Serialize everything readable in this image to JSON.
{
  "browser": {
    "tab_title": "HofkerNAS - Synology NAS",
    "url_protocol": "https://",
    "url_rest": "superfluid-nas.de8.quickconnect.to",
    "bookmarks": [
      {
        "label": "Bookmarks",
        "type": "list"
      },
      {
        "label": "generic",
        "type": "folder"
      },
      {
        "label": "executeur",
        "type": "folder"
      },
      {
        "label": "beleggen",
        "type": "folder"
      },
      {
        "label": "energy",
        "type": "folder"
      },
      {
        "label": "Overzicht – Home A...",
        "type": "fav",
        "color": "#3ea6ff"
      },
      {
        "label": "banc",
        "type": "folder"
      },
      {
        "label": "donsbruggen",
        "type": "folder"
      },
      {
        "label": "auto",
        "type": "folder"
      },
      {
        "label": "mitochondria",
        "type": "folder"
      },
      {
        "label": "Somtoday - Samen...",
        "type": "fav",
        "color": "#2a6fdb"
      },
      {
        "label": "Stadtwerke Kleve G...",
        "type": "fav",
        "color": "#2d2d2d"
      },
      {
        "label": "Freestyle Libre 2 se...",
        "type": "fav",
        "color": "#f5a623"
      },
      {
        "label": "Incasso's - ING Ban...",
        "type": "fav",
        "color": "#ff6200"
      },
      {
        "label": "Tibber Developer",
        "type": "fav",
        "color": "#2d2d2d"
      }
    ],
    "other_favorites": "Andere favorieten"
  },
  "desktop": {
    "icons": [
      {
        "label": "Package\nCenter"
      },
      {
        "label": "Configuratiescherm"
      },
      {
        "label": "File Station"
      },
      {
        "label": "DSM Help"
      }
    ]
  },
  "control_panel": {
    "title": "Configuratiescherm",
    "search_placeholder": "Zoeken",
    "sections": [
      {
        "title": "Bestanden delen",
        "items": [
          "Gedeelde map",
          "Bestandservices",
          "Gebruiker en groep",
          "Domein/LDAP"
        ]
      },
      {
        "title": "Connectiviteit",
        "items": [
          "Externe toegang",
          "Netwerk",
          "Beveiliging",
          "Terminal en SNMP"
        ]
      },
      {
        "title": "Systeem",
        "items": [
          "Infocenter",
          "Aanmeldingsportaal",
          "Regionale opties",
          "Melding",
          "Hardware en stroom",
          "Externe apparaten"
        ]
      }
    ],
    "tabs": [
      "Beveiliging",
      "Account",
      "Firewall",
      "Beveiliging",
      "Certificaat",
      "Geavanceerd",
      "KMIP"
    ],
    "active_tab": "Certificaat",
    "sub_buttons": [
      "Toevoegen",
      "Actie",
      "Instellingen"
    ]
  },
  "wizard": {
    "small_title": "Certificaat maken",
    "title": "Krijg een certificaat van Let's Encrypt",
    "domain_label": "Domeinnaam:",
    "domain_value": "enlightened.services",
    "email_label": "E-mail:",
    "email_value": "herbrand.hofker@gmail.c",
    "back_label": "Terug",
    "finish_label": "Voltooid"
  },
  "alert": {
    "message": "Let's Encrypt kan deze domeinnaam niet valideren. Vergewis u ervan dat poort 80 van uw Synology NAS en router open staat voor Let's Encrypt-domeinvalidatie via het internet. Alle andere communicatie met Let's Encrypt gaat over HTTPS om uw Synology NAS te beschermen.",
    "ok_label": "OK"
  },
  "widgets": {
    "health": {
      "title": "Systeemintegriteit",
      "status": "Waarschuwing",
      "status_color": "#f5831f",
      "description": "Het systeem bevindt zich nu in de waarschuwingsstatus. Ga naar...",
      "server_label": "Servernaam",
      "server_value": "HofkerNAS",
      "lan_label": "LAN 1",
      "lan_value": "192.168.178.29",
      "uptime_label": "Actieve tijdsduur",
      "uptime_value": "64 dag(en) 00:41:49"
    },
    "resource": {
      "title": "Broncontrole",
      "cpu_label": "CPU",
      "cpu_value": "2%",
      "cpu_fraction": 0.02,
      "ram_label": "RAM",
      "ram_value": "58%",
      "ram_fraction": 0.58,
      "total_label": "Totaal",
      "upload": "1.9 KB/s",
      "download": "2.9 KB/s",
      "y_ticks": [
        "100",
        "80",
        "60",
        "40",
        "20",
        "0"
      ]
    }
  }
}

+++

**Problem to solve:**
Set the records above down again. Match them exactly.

**Worked solution:**
Serialize everything readable in this image to JSON.
{
  "browser": {
    "tab_title": "HofkerNAS - Synology NAS",
    "url_protocol": "https://",
    "url_rest": "superfluid-nas.de8.quickconnect.to",
    "bookmarks": [
      {
        "label": "Bookmarks",
        "type": "list"
      },
      {
        "label": "generic",
        "type": "folder"
      },
      {
        "label": "executeur",
        "type": "folder"
      },
      {
        "label": "beleggen",
        "type": "folder"
      },
      {
        "label": "energy",
        "type": "folder"
      },
      {
        "label": "Overzicht – Home A...",
        "type": "fav",
        "color": "#3ea6ff"
      },
      {
        "label": "banc",
        "type": "folder"
      },
      {
        "label": "donsbruggen",
        "type": "folder"
      },
      {
        "label": "auto",
        "type": "folder"
      },
      {
        "label": "mitochondria",
        "type": "folder"
      },
      {
        "label": "Somtoday - Samen...",
        "type": "fav",
        "color": "#2a6fdb"
      },
      {
        "label": "Stadtwerke Kleve G...",
        "type": "fav",
        "color": "#2d2d2d"
      },
      {
        "label": "Freestyle Libre 2 se...",
        "type": "fav",
        "color": "#f5a623"
      },
      {
        "label": "Incasso's - ING Ban...",
        "type": "fav",
        "color": "#ff6200"
      },
      {
        "label": "Tibber Developer",
        "type": "fav",
        "color": "#2d2d2d"
      }
    ],
    "other_favorites": "Andere favorieten"
  },
  "desktop": {
    "icons": [
      {
        "label": "Package\nCenter"
      },
      {
        "label": "Configuratiescherm"
      },
      {
        "label": "File Station"
      },
      {
        "label": "DSM Help"
      }
    ]
  },
  "control_panel": {
    "title": "Configuratiescherm",
    "search_placeholder": "Zoeken",
    "sections": [
      {
        "title": "Bestanden delen",
        "items": [
          "Gedeelde map",
          "Bestandservices",
          "Gebruiker en groep",
          "Domein/LDAP"
        ]
      },
      {
        "title": "Connectiviteit",
        "items": [
          "Externe toegang",
          "Netwerk",
          "Beveiliging",
          "Terminal en SNMP"
        ]
      },
      {
        "title": "Systeem",
        "items": [
          "Infocenter",
          "Aanmeldingsportaal",
          "Regionale opties",
          "Melding",
          "Hardware en stroom",
          "Externe apparaten"
        ]
      }
    ],
    "tabs": [
      "Beveiliging",
      "Account",
      "Firewall",
      "Beveiliging",
      "Certificaat",
      "Geavanceerd",
      "KMIP"
    ],
    "active_tab": "Certificaat",
    "sub_buttons": [
      "Toevoegen",
      "Actie",
      "Instellingen"
    ]
  },
  "wizard": {
    "small_title": "Certificaat maken",
    "title": "Krijg een certificaat van Let's Encrypt",
    "domain_label": "Domeinnaam:",
    "domain_value": "enlightened.services",
    "email_label": "E-mail:",
    "email_value": "herbrand.hofker@gmail.c",
    "back_label": "Terug",
    "finish_label": "Voltooid"
  },
  "alert": {
    "message": "Let's Encrypt kan deze domeinnaam niet valideren. Vergewis u ervan dat poort 80 van uw Synology NAS en router open staat voor Let's Encrypt-domeinvalidatie via het internet. Alle andere communicatie met Let's Encrypt gaat over HTTPS om uw Synology NAS te beschermen.",
    "ok_label": "OK"
  },
  "widgets": {
    "health": {
      "title": "Systeemintegriteit",
      "status": "Waarschuwing",
      "status_color": "#f5831f",
      "description": "Het systeem bevindt zich nu in de waarschuwingsstatus. Ga naar...",
      "server_label": "Servernaam",
      "server_value": "HofkerNAS",
      "lan_label": "LAN 1",
      "lan_value": "192.168.178.29",
      "uptime_label": "Actieve tijdsduur",
      "uptime_value": "64 dag(en) 00:41:49"
    },
    "resource": {
      "title": "Broncontrole",
      "cpu_label": "CPU",
      "cpu_value": "2%",
      "cpu_fraction": 0.02,
      "ram_label": "RAM",
      "ram_value": "58%",
      "ram_fraction": 0.58,
      "total_label": "Totaal",
      "upload": "1.9 KB/s",
      "download": "2.9 KB/s",
      "y_ticks": [
        "100",
        "80",
        "60",
        "40",
        "20",
        "0"
      ]
    }
  }
}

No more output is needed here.